Criteria for Emergencies
What constitutes a medical emergency in a dog? A good rule of thumb is any situation in which you would call 999 for a person. Here are some specific symptoms that could indicate an emergency:
- Not breathing or laboured breathing
- Symptoms of parvovirus: bloody diarrhoea, vomiting, weakness, and high fever
- Signs of extreme dehydration: dry mucous membranes, weakness, vomiting, tenting of the skin (when the skin is pulled up, it stays there)
- Abnormal lethargy or unable to stand
- Unconsciousness or unable to wake up
- Cold to the touch
- Broken bones
- Any trauma: hit by a car, dropped, stepped on
- A large wound or profuse bleeding that doesn’t stop when pressure is applied
- Loss of appetite for more than 24 hours
If your foster dog displays any of these symptoms, please contact Dawn Clough on the Emergency Telephone Number: 07403 578467
BEHAVIOUR AND TRAINING SUPPORT
One of your goals as a foster parent is to help prepare your foster dog for living successfully in a new forever home. So, we ask that you help your foster dog to develop good habits and skills through the use of positive reinforcement training, which builds a bond of trust between you and your foster dog. The basic idea is to reward desirable behaviours and manage the dog’s environment in such a way that undesirable behaviours are less likely to occur.Dogs will always repeat behaviour that they find rewarding, so we always recommend positive reinforcement, force-free training as research has proved that it is the most effective way of teaching a dog how you want him to repeat, without damaging the bond of trust between you.
You must not punish a dog for a behaviour that you find undesirable because punishment is ineffective at eliminating the behaviour. If the dog is doing something undesirable, distract him or her before the behaviour occurs (Google ‘teaching a positive interrupter’ for how to do this). It is also important for everyone in the foster home to stick to the rules established for your foster dogs, which will help them to learn faster.
When interacting with your foster dog, it’s usually better to avoid wrestling or engaging in play that encourages the dog to be mouthy and “play bite” on your body, you may be happy with this kind of play, but potential adopters may not be.For the same reason, it’s better to teach the dog to settle on the floor rather than inviting them up onto your couch or bed, as not all adopters will be happy to allow the dog on their furniture.

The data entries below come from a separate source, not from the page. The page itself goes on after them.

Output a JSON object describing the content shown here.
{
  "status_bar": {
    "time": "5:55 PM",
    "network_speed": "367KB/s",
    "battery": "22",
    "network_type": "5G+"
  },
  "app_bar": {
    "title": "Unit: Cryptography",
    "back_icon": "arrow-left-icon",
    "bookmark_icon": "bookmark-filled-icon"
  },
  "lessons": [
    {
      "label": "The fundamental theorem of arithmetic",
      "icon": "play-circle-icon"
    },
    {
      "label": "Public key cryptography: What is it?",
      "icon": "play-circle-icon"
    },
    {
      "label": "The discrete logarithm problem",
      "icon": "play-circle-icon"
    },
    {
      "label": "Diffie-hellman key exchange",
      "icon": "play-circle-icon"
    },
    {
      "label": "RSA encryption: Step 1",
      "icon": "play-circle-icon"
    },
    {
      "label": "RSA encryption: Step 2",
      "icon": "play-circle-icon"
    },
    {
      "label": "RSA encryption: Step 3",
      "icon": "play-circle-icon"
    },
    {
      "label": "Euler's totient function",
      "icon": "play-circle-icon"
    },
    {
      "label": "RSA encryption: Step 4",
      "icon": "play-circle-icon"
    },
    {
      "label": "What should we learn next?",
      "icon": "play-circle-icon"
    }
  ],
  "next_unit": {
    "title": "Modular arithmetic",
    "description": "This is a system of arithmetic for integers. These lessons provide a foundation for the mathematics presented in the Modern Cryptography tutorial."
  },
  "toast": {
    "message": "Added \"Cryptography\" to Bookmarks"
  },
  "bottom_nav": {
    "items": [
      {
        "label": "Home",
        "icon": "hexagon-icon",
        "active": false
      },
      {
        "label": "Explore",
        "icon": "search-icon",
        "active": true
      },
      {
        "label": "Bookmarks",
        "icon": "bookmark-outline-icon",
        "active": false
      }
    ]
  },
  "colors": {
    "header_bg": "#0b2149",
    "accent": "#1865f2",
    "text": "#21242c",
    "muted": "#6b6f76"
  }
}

Some foster dogs will have behavioural issues, which we are aware of at the time of their rescue. Some of these behaviour challenges are separation anxiety, destruction of property, fear issues or aggression toward other animals. We will only place dogs with behavioural issues with a person who feels comfortable working with the dog on his/her particular issues, and will provide that adopter with all the necessary information so that proper care and training can be given to the foster dog.
If you need help or advice on any aspect of training or behaviour please get in touch with us, we will always offer support and guidance in any way that we can, and the sooner we know about it the sooner we can help. We have a qualified behaviourist who is always happy to advise, but in the first instance please contact Dawn Clough so that she can pass your details on to someone who can help you.You can contact Dawn by email (email@example.com), by telephone on 07403 578467, or by Facebook PM.
There are several files covering different aspects of training and behaviour in the 'Files' section of the Foster Group, please have a look in case there is something already there that will help you.
Bringing Home your Foster Dog
Taking care of a foster dog requires a commitment from you to make sure the dog is happy and healthy, and we never take that for granted. Thank you so much for opening your heart and your home to these dogs that desperately need your help. Without you, we could not save as many as we do.